*** INFORMATION SUPPLIED ***

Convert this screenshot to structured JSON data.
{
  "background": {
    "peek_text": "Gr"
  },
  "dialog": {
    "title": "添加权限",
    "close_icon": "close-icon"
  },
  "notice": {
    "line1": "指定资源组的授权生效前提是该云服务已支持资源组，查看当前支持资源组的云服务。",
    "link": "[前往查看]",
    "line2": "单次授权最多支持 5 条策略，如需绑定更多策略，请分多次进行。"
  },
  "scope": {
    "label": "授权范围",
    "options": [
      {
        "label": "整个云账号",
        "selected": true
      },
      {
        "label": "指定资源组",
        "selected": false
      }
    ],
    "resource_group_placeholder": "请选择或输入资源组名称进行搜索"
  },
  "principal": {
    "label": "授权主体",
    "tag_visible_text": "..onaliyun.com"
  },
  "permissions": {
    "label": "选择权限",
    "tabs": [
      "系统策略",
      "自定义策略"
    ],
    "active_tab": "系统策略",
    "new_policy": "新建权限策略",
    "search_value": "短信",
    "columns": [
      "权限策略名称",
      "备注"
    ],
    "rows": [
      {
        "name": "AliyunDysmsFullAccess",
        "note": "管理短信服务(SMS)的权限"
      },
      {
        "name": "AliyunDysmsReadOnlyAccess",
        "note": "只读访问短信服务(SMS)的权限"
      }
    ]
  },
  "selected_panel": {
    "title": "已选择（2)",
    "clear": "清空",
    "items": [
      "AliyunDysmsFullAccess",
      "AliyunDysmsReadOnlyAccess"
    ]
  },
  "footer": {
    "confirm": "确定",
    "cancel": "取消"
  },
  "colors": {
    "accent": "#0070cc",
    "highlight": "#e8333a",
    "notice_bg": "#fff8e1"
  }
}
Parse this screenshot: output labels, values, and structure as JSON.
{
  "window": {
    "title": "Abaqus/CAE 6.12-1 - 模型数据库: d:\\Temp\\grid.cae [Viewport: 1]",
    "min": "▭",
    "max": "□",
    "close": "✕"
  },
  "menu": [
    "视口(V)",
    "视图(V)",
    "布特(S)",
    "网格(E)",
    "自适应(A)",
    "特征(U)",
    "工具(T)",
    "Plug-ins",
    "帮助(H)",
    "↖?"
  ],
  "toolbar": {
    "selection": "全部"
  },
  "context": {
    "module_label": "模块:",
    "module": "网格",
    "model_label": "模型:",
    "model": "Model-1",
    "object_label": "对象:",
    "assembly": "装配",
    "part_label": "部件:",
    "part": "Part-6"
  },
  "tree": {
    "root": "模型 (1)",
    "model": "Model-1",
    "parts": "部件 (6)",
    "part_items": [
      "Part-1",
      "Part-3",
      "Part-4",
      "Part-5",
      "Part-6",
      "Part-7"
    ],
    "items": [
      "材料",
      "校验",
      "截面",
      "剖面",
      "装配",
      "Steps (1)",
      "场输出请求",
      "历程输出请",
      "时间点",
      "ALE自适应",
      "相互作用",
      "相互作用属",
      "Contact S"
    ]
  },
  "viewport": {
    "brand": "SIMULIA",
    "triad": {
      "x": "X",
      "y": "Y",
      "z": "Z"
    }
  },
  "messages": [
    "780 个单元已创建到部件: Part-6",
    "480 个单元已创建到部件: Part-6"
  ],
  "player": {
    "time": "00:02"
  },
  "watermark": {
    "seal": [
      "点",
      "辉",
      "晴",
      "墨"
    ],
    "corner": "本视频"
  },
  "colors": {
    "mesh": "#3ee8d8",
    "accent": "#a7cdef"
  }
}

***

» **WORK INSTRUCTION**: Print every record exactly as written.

» **EXERCISE OUTPUT**:
Convert this screenshot to structured JSON data.
{
  "background": {
    "peek_text": "Gr"
  },
  "dialog": {
    "title": "添加权限",
    "close_icon": "close-icon"
  },
  "notice": {
    "line1": "指定资源组的授权生效前提是该云服务已支持资源组，查看当前支持资源组的云服务。",
    "link": "[前往查看]",
    "line2": "单次授权最多支持 5 条策略，如需绑定更多策略，请分多次进行。"
  },
  "scope": {
    "label": "授权范围",
    "options": [
      {
        "label": "整个云账号",
        "selected": true
      },
      {
        "label": "指定资源组",
        "selected": false
      }
    ],
    "resource_group_placeholder": "请选择或输入资源组名称进行搜索"
  },
  "principal": {
    "label": "授权主体",
    "tag_visible_text": "..onaliyun.com"
  },
  "permissions": {
    "label": "选择权限",
    "tabs": [
      "系统策略",
      "自定义策略"
    ],
    "active_tab": "系统策略",
    "new_policy": "新建权限策略",
    "search_value": "短信",
    "columns": [
      "权限策略名称",
      "备注"
    ],
    "rows": [
      {
        "name": "AliyunDysmsFullAccess",
        "note": "管理短信服务(SMS)的权限"
      },
      {
        "name": "AliyunDysmsReadOnlyAccess",
        "note": "只读访问短信服务(SMS)的权限"
      }
    ]
  },
  "selected_panel": {
    "title": "已选择（2)",
    "clear": "清空",
    "items": [
      "AliyunDysmsFullAccess",
      "AliyunDysmsReadOnlyAccess"
    ]
  },
  "footer": {
    "confirm": "确定",
    "cancel": "取消"
  },
  "colors": {
    "accent": "#0070cc",
    "highlight": "#e8333a",
    "notice_bg": "#fff8e1"
  }
}
Parse this screenshot: output labels, values, and structure as JSON.
{
  "window": {
    "title": "Abaqus/CAE 6.12-1 - 模型数据库: d:\\Temp\\grid.cae [Viewport: 1]",
    "min": "▭",
    "max": "□",
    "close": "✕"
  },
  "menu": [
    "视口(V)",
    "视图(V)",
    "布特(S)",
    "网格(E)",
    "自适应(A)",
    "特征(U)",
    "工具(T)",
    "Plug-ins",
    "帮助(H)",
    "↖?"
  ],
  "toolbar": {
    "selection": "全部"
  },
  "context": {
    "module_label": "模块:",
    "module": "网格",
    "model_label": "模型:",
    "model": "Model-1",
    "object_label": "对象:",
    "assembly": "装配",
    "part_label": "部件:",
    "part": "Part-6"
  },
  "tree": {
    "root": "模型 (1)",
    "model": "Model-1",
    "parts": "部件 (6)",
    "part_items": [
      "Part-1",
      "Part-3",
      "Part-4",
      "Part-5",
      "Part-6",
      "Part-7"
    ],
    "items": [
      "材料",
      "校验",
      "截面",
      "剖面",
      "装配",
      "Steps (1)",
      "场输出请求",
      "历程输出请",
      "时间点",
      "ALE自适应",
      "相互作用",
      "相互作用属",
      "Contact S"
    ]
  },
  "viewport": {
    "brand": "SIMULIA",
    "triad": {
      "x": "X",
      "y": "Y",
      "z": "Z"
    }
  },
  "messages": [
    "780 个单元已创建到部件: Part-6",
    "480 个单元已创建到部件: Part-6"
  ],
  "player": {
    "time": "00:02"
  },
  "watermark": {
    "seal": [
      "点",
      "辉",
      "晴",
      "墨"
    ],
    "corner": "本视频"
  },
  "colors": {
    "mesh": "#3ee8d8",
    "accent": "#a7cdef"
  }
}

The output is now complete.